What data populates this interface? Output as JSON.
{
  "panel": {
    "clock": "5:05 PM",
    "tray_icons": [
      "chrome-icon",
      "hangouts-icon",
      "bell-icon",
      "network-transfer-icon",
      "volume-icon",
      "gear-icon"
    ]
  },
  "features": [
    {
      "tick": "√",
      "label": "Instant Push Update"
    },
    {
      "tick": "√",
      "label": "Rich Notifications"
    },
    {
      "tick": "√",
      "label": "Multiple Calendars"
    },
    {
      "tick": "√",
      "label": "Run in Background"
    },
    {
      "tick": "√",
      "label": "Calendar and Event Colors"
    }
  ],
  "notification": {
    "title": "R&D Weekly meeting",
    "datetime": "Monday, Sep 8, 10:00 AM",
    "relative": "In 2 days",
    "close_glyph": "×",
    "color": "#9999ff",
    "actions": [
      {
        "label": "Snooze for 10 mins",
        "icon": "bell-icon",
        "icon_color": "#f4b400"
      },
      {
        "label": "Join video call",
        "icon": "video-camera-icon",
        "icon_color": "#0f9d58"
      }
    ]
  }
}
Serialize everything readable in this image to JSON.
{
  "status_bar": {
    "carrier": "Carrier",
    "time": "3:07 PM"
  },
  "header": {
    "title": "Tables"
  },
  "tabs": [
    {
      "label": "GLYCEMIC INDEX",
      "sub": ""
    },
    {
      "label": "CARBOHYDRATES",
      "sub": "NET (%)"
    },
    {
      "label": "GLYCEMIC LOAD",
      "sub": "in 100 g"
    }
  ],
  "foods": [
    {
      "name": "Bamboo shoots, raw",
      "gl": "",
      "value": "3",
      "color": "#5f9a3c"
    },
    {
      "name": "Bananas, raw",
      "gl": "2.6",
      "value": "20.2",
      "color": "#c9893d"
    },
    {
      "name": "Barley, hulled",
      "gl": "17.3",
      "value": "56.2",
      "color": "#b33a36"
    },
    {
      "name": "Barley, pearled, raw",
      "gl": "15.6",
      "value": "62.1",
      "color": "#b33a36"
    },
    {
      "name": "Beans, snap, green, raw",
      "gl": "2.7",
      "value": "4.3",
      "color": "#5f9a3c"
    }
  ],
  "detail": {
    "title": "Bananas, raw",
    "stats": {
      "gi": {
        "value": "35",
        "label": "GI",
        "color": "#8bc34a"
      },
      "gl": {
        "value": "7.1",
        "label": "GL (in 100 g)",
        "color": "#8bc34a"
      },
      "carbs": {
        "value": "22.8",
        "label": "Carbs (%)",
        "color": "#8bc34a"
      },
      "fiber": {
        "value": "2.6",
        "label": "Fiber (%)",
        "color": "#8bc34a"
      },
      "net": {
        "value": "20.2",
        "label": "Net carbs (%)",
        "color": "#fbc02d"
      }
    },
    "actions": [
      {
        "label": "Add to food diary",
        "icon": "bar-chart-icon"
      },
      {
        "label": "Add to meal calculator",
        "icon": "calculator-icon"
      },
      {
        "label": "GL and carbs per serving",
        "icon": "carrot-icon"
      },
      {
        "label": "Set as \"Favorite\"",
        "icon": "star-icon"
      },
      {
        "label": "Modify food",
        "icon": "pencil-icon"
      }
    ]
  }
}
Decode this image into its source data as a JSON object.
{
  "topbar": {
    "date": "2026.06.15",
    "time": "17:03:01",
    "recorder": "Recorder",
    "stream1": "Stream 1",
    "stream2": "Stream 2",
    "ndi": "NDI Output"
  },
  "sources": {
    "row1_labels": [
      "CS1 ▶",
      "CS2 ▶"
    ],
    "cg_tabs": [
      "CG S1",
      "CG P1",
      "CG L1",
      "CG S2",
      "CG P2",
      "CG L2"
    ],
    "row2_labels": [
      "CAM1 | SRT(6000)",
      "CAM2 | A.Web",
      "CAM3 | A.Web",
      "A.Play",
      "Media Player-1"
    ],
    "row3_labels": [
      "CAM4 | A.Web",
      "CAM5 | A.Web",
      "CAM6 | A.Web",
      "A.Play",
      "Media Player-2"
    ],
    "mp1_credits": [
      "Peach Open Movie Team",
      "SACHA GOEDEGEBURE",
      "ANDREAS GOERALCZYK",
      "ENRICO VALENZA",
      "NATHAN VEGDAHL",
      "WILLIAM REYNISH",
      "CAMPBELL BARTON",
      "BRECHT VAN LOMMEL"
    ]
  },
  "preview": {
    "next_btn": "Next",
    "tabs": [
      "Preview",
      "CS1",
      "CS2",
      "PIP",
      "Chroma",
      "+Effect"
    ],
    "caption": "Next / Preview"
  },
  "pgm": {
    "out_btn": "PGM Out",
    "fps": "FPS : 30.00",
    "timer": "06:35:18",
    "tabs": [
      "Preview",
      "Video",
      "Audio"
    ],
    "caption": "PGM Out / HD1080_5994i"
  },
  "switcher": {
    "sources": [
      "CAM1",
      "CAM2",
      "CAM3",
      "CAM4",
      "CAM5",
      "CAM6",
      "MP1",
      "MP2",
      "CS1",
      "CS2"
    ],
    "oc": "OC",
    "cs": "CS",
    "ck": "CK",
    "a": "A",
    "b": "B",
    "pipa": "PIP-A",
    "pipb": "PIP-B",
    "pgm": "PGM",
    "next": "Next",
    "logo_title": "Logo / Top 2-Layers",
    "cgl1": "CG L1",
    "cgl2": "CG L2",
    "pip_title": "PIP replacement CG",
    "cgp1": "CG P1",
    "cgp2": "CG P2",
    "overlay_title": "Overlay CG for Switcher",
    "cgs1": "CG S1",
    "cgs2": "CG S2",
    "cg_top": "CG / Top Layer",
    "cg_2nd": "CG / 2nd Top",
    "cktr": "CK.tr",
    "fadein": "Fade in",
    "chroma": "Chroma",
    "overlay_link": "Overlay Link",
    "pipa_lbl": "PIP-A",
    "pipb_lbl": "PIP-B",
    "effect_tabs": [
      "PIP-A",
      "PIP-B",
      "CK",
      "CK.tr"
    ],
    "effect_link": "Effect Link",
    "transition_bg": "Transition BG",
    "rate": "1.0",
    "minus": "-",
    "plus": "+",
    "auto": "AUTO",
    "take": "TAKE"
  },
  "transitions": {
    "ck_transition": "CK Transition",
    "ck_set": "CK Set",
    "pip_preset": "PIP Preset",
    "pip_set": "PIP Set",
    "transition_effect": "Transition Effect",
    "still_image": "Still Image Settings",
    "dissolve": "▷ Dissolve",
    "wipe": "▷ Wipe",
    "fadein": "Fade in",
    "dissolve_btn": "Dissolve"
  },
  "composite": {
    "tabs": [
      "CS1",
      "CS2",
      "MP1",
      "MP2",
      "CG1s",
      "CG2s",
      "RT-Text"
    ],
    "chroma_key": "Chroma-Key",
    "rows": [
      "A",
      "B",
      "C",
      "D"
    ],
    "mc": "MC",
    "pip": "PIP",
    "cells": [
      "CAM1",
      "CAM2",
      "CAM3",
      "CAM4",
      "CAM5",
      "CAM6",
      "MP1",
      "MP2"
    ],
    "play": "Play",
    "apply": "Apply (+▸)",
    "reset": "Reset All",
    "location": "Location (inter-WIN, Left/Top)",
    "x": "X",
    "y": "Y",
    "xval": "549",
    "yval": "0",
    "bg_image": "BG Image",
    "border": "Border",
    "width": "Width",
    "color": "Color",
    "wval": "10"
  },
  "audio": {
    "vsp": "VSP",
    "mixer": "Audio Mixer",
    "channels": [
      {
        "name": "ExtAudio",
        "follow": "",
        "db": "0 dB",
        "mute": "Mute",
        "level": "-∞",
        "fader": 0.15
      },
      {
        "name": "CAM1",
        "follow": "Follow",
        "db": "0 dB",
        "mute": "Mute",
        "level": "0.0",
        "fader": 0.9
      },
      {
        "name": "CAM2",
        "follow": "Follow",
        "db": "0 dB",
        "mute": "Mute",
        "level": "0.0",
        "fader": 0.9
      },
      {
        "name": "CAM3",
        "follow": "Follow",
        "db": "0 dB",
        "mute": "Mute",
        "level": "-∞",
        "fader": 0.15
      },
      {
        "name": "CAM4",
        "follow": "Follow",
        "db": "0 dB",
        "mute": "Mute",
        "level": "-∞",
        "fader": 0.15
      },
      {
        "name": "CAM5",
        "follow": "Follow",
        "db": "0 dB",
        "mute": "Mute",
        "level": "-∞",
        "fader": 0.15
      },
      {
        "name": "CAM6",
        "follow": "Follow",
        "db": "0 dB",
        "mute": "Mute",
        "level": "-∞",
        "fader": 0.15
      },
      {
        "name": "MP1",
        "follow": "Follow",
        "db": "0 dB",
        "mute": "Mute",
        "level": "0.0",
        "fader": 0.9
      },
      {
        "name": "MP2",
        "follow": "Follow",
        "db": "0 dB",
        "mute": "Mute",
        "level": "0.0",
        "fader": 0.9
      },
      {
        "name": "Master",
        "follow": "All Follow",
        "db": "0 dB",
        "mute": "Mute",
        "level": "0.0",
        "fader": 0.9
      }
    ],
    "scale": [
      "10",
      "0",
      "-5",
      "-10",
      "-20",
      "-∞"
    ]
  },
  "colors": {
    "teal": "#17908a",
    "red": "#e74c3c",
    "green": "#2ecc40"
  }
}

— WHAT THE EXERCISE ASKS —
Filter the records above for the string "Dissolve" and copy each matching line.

— ANSWER TO THIS EXERCISE —
    "dissolve": "▷ Dissolve",
    "dissolve_btn": "Dissolve"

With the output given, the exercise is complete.